My brother was discharged home from hospital with initially no help at all. His mobility is still very poor. The first few days were rocky as he tried to get around the house and look after himself, having a few falls including one at the top of the stairs which was very worrying. At one point it looked like his twelve weeks in hospital, four of them in intensive care, might be a waste of public money if he then killed himself by falling down the stairs.
Gradually over the first two weeks he acquired various aids for living; a perching stool so that he can prepare food in the kitchen, a shower seat, a step to get up into his shower cubicle and a tray trolley/walker to enable him to carry meals from the kitchen to the table. A carer comes once a day to do things he still can't do and a physio twice a week, or thereabouts, mostly to teach him how to use the equipment rather than exercises.
Bit by bit and very slowly he is getting back to normal although he hasn't been out of the house since he was discharged and doesn't expect to be able to drive for some weeks.
I suppose we should think of him as one of the lucky ones. A report in my newspaper yesterday said that a third of all hospital beds are now occupied by someone who is medically fit for discharge but unable to leave because of the crisis in Social Care. The longer they stay in hospital, the more they deteriorate, losing their mobility and skills to look after themselves. This is what happened to my dad.
Grey and miserable here in Norfolk today too. But the pictures of the autumn leaves and exciting fish lunch have cheered me up! I do hope your brother is able to adjust to his new, restricted lifestyleReplyDelete
He is working hard to try to get back to at least as good as before he became ill. I forgot to mention that he is now WFH for two hours a day, three days a week. He can at least sit in front of his computer even if he can't drive to the office.Delete
It's a good start and in many ways better than we feared.
Lovely photograps of both France and the UK. We are very fortunate in more ways than one and will weather the financial storm, but your point meaning that cut backs will affect the livlihoods of local small businesses is an important one. We don't have a mortgage and our state pension increases have been preserved. I fear it will be a less 'merry' Christmas or 'prosperous' New Year for many. It is a good time to remember our neighbours (in the widest sense) who are less fortunate and make donations of food, money or time to help them through hard times.ReplyDelete
We've decided to sell our second car. At the MOT we discovered that in the past year it has done only 200 miles! It probably hasn't done more than 4000 in the past six years.
Good news about Colin and I hope his recovery continues and that he regains a bit more of his mobility each day. The episode you describe at the top of the stairs is indeed frightening.
Gaynor, we also feel fortunate but on the other hand, we worked hard for it. By the time I retired I had worked flat out, full time, for thirty five years and three days a week for the next five after that.Delete
One way we feel fortunate is that we had jobs that lasted that long, although Nick had suffered redundancy several times in his working life.
My brother has improved even more since I wrote the post.

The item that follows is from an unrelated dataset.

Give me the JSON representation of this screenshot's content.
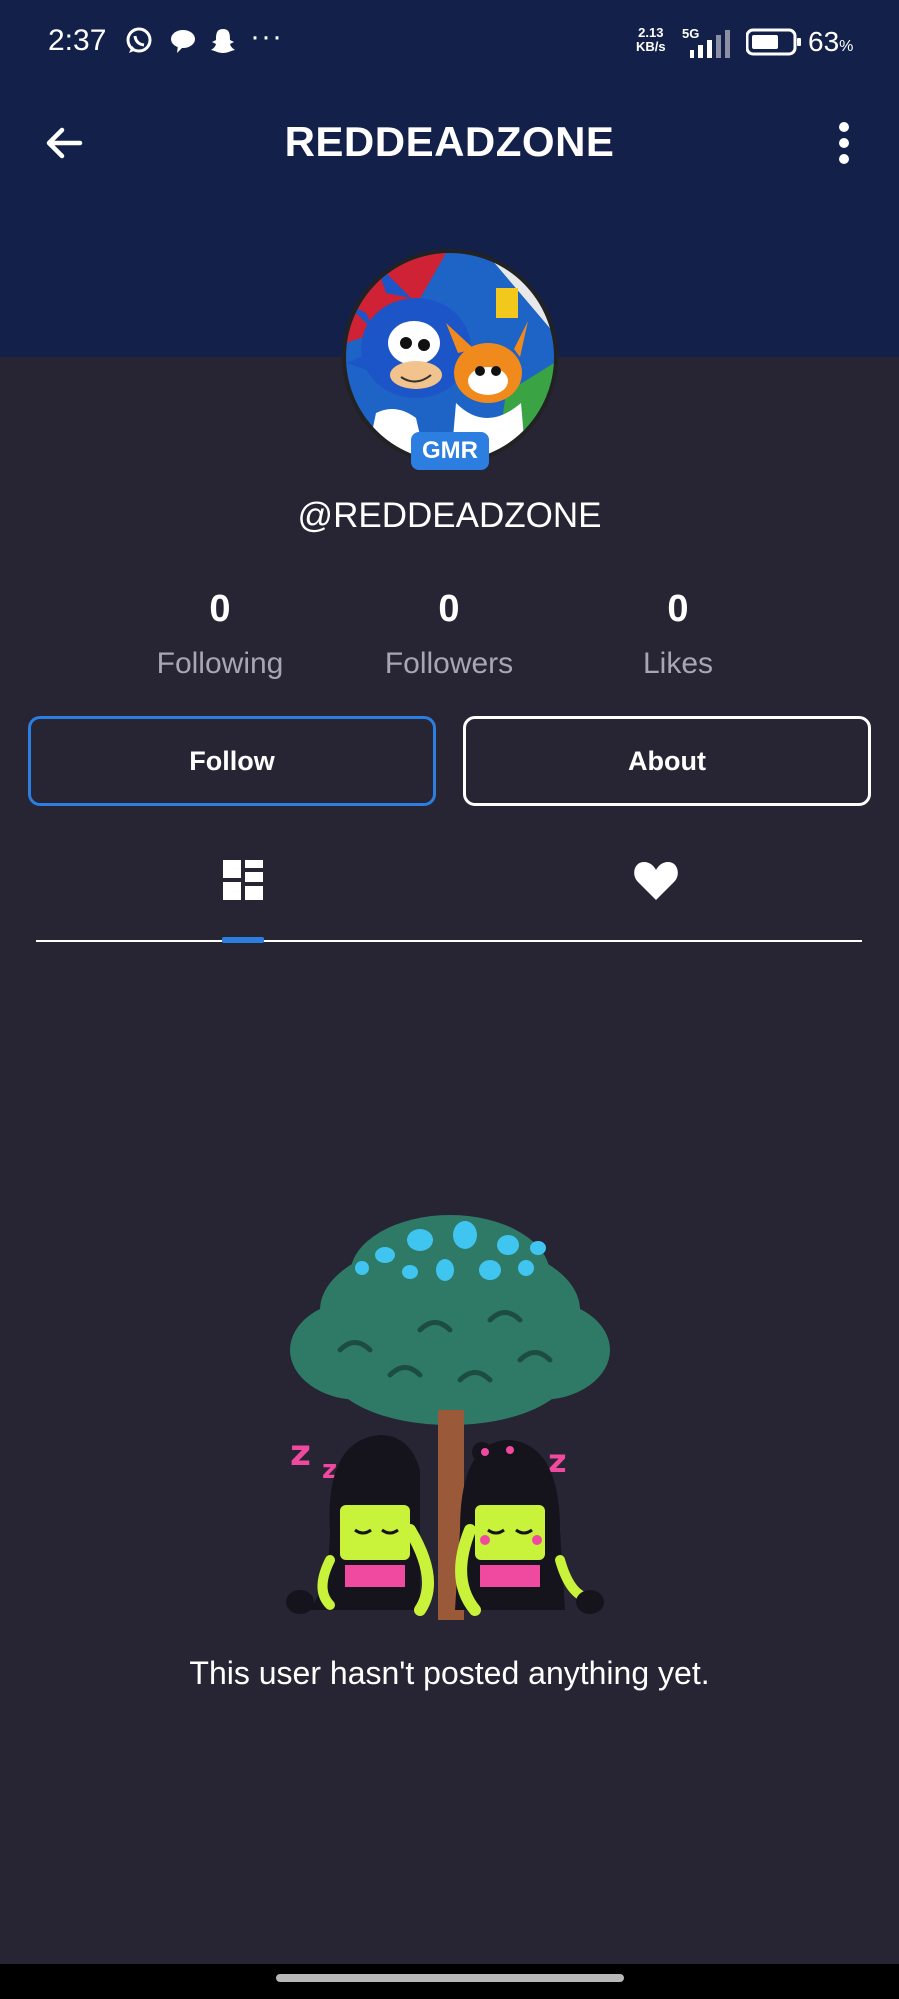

I went to take him to a doctor's appointment yesterday and he said he would like to try driving himself there with me to accompany him, just in case. He was fine and is thrilled to have that part of his independence restored.

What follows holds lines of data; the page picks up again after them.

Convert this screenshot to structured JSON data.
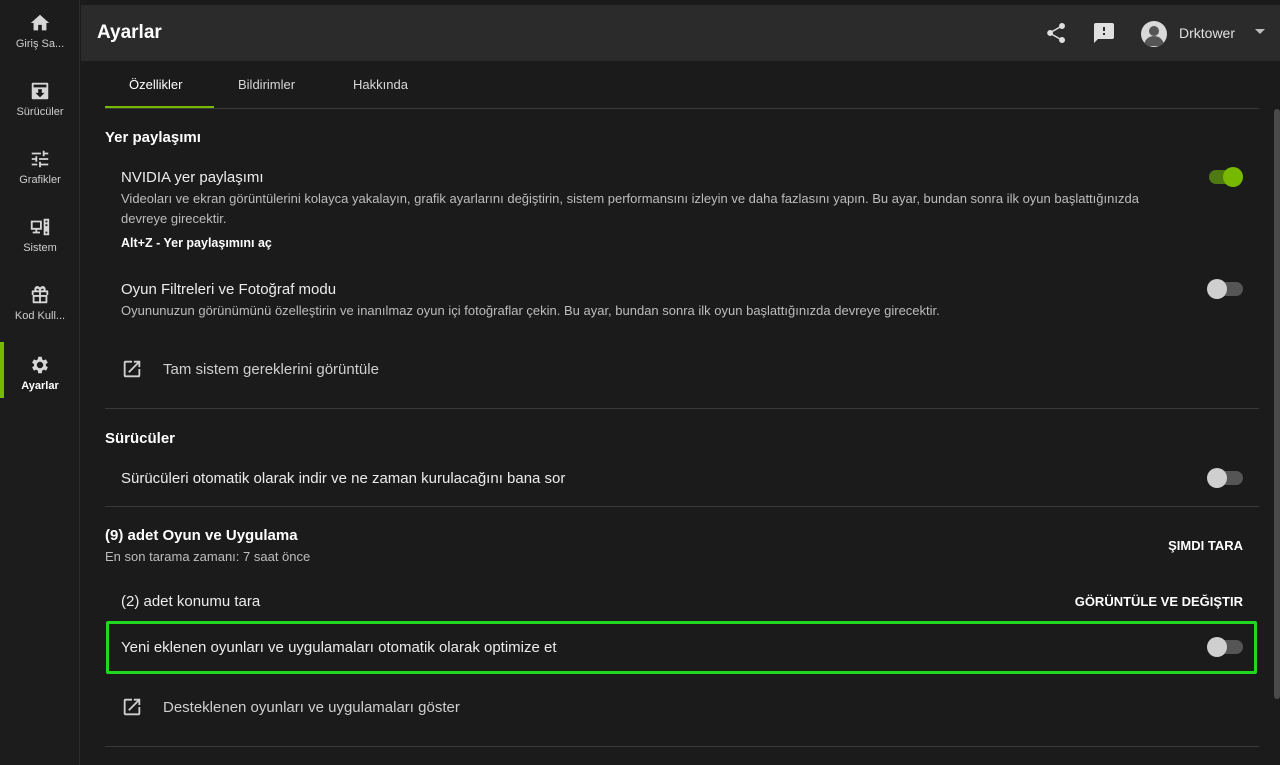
{
  "sidebar": {
    "items": [
      {
        "label": "Giriş Sa...",
        "icon": "home-icon"
      },
      {
        "label": "Sürücüler",
        "icon": "download-icon"
      },
      {
        "label": "Grafikler",
        "icon": "sliders-icon"
      },
      {
        "label": "Sistem",
        "icon": "monitor-icon"
      },
      {
        "label": "Kod Kull...",
        "icon": "gift-icon"
      },
      {
        "label": "Ayarlar",
        "icon": "gear-icon",
        "active": true
      }
    ]
  },
  "header": {
    "title": "Ayarlar",
    "share_icon": "share-icon",
    "feedback_icon": "feedback-icon",
    "username": "Drktower"
  },
  "tabs": [
    {
      "label": "Özellikler",
      "active": true
    },
    {
      "label": "Bildirimler"
    },
    {
      "label": "Hakkında"
    }
  ],
  "overlay": {
    "title": "Yer paylaşımı",
    "nvidia": {
      "title": "NVIDIA yer paylaşımı",
      "desc": "Videoları ve ekran görüntülerini kolayca yakalayın, grafik ayarlarını değiştirin, sistem performansını izleyin ve daha fazlasını yapın. Bu ayar, bundan sonra ilk oyun başlattığınızda devreye girecektir.",
      "hotkey": "Alt+Z - Yer paylaşımını aç",
      "enabled": true
    },
    "filters": {
      "title": "Oyun Filtreleri ve Fotoğraf modu",
      "desc": "Oyununuzun görünümünü özelleştirin ve inanılmaz oyun içi fotoğraflar çekin. Bu ayar, bundan sonra ilk oyun başlattığınızda devreye girecektir.",
      "enabled": false
    },
    "requirements_link": "Tam sistem gereklerini görüntüle"
  },
  "drivers": {
    "title": "Sürücüler",
    "auto_download": "Sürücüleri otomatik olarak indir ve ne zaman kurulacağını bana sor",
    "enabled": false
  },
  "games": {
    "title": "(9) adet Oyun ve Uygulama",
    "last_scan": "En son tarama zamanı: 7 saat önce",
    "scan_now": "ŞIMDI TARA",
    "locations": "(2) adet konumu tara",
    "view_change": "GÖRÜNTÜLE VE DEĞIŞTIR",
    "auto_optimize": "Yeni eklenen oyunları ve uygulamaları otomatik olarak optimize et",
    "auto_optimize_enabled": false,
    "supported_link": "Desteklenen oyunları ve uygulamaları göster"
  },
  "colors": {
    "accent": "#76b900",
    "highlight": "#1fd81f"
  }
}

Yes the weather has been awful here in North Yorkshire too, jumping from summer to winter in one leap and depriving me of that window of opportunity to prepare the garden for winter. Now we are surrounded by fields with visible signs of flooding whilst still being subjected to a hosepipe ban,not that the Brussels sprouts need watering anymore, of course. I hope you have a restful stay in the UK and better journey weather for your return trip next year.ReplyDelete
We have done such a lot of going to and fro this year and hope that next year will be much more settled.Delete

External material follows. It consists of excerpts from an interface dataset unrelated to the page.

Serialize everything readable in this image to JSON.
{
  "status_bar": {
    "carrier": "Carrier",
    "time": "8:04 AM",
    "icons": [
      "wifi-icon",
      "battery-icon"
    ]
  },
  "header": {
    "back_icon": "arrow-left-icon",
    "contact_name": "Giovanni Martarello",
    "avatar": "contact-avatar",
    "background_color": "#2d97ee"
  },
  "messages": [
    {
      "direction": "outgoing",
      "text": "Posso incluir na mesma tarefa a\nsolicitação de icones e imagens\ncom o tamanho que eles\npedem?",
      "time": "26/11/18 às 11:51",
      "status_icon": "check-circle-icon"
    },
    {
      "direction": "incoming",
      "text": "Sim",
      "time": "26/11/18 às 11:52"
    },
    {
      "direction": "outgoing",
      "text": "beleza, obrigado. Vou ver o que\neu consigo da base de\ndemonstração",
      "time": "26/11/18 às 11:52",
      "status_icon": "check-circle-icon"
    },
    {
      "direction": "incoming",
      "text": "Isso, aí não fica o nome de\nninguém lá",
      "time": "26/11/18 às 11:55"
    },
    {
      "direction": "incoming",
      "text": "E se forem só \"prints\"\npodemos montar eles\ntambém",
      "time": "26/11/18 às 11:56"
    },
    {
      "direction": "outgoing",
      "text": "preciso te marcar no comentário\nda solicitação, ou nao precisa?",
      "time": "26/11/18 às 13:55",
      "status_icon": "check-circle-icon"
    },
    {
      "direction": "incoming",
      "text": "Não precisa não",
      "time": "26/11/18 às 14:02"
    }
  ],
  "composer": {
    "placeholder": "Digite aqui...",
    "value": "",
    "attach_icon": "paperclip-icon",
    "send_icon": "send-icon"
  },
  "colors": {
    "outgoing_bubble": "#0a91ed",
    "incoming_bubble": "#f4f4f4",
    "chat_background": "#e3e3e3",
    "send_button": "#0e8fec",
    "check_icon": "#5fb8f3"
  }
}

We always hope that the UK weather will be better than usual but it never is!